I’m currently reading Looking Forward: Participatory Economics For the Twenty First Century which is basically a book about companies and organizations that have no hierarchy. It’s brilliant.
It got me thinking. You know how there is the Rolling Jubilee and Google Will Eat Itself two organizations that basically use money for purposes that either topple the source of the money or relieve people from the debt of money. So I was thinking that someone should start a Rolling Co-op where we would collect money from people to eventually buy companies and then release the employees from the hierarchy of their company and give the entire company back to the employees and the workers. I think that could certainly catch on. It would be a similar move that this man made when he gave away his grocery store to his employees when he retired. How awesome would it be to give the entire company over to the employees and start them on a path of participatory economics where they actually control their own organization and business. Awesome.
1 thought on “Buying Companies To Hand Them Over To Their Workers”
This practicing Christian and Socialist Party member finds this idea intriguing. Access to the means of production and distribution seems to be presumed in the cultural mandate to ‘keep’ the earth and bring to fruition the productive potential endued in the earth at creation.
But the Genesis prologue introduces other motifs. Beside the ‘cultural mandate’ is something generally called ‘the fall.’ God’s good earth seems to have become ‘stingy.’ In a post-lapsarian world, fruition is impeded as weeds and thorns lay claim to the good of the earth.
While no competent exegete deduces a ‘one-on-one’ equation from the analogy, this picture is suggestive of Marx’ language of ‘class struggle’ applied to social/productive relations. It would be interesting to study the moral logic underlying both parts of the analogy throughout Scripture.
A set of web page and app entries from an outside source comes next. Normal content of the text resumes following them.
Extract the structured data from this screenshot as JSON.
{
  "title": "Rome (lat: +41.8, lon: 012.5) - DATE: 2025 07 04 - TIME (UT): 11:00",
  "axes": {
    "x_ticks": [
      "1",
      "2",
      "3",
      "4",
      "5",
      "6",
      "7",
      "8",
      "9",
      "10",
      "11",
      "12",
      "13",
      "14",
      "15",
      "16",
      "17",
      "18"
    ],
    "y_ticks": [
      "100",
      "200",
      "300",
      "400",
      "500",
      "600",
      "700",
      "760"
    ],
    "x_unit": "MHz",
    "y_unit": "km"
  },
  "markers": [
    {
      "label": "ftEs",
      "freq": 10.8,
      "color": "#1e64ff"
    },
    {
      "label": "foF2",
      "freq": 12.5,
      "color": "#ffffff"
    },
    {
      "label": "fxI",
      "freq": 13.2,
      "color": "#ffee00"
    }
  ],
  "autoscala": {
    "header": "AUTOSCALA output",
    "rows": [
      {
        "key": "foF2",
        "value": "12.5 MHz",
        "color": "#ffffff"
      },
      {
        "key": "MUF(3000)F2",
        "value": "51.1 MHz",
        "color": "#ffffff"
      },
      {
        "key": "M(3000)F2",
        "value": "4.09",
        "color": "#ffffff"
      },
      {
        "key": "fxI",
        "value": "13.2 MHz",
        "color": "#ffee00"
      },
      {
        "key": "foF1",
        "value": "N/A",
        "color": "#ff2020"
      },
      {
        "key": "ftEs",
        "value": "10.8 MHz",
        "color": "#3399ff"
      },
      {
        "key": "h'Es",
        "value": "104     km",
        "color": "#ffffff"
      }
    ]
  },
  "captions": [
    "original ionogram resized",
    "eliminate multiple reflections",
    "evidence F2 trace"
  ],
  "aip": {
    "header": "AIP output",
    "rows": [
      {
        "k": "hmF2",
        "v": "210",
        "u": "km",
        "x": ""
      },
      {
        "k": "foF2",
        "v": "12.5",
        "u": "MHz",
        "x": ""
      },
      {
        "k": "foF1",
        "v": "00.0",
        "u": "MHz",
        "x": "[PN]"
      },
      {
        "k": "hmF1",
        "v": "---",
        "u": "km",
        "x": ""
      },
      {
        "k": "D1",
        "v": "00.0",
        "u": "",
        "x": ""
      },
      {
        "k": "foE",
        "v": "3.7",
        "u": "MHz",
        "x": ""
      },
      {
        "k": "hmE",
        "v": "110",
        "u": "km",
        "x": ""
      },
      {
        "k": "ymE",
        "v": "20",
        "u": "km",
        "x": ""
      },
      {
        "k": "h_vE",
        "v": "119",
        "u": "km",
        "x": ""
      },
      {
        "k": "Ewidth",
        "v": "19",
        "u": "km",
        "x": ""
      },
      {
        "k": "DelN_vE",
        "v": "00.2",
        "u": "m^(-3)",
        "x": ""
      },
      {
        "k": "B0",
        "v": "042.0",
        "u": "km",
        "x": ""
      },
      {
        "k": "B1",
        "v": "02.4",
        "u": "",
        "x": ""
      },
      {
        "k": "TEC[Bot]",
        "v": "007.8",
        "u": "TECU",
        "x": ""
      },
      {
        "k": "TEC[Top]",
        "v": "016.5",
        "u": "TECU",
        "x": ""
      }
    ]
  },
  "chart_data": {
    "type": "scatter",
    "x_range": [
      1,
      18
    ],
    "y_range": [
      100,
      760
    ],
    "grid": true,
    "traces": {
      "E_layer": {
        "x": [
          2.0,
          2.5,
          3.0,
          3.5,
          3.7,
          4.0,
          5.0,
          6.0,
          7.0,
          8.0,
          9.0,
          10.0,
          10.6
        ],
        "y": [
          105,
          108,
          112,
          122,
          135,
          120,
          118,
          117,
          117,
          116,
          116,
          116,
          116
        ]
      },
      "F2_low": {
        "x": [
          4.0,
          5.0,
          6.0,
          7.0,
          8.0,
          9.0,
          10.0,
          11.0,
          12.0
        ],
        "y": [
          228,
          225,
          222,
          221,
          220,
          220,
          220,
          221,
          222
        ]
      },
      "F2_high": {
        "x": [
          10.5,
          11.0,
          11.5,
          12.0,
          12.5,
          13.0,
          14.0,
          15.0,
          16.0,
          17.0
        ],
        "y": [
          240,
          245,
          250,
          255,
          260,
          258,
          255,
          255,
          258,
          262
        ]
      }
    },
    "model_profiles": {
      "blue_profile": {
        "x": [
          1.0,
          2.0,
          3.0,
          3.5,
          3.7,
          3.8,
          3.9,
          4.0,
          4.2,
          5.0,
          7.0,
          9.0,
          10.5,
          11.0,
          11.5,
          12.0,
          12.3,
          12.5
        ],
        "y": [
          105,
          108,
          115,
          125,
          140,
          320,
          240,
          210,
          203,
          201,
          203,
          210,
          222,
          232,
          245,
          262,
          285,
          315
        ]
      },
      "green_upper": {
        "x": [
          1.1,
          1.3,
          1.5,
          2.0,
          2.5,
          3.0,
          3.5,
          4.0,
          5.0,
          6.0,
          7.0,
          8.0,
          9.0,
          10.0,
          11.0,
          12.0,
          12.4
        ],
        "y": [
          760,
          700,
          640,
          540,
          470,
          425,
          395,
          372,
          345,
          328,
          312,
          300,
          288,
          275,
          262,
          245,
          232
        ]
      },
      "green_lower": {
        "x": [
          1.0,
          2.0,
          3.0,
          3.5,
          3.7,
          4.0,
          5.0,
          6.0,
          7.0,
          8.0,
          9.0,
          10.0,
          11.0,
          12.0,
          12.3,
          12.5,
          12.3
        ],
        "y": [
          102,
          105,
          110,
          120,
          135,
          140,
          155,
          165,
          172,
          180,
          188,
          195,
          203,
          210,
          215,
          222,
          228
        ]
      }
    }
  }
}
It would be interesting to study the moral logic underlying both parts of the analogy throughout Scripture. No competent exegete deduces a ‘one-on-one’ equation from the analogy. Yet Adam’s struggle to wrest good from the earth seems suggestive of Marx’ language of ‘class struggle’ applied to social/productive relations.
While not endorsing Marxian theory, the story of Abram and Lot (Ge 13) does attest the potential for conflict based on resource scarcity. Of course other streams of Biblical witness (not the least of which is the Sabbath) speak to the struggle of living in a ‘fallen’ world. Together, I’m sure that these delineate a thoroughly ‘kingdom of God’ perspective on life IN that world. It is certain that the kingdom of this world and the empire of God are in conflict. Jesus’ kingdom parables witness that very clearly.
Abram willingly ceded the ‘best’ territory to Lot, that this was anything but the end of the struggle between the lineage of Abram and Lot. Yet I’ve seen enough life (and read enough Marx) to be convinced that current struggles in productive relations will not be acquiesced so easily. Struggle is and shall continue to dominate – just as it has since the Genesis prologue.
This leads to the observation that while the idea of worker management and control of the means of production and distribution ring true to the heart of every socialist, we cannot assume that the power to dominate and extort which derives from private ownership will not be ceded without a struggle. Capital is renowned for the continual reconstruction of itself in order to preserve at others’ expense the privilege and wealth which attends it.
The strategy you describe continue until it becomes noticed. At that point, expect the option to be removed. So I am very much in sympathy with the idea and the objective that it intends to achieve; but I am not at all convinced that the necessarily ever-expanding system of privatized ownership known as Capitalism can afford to permit it long.
Thank you for your piece.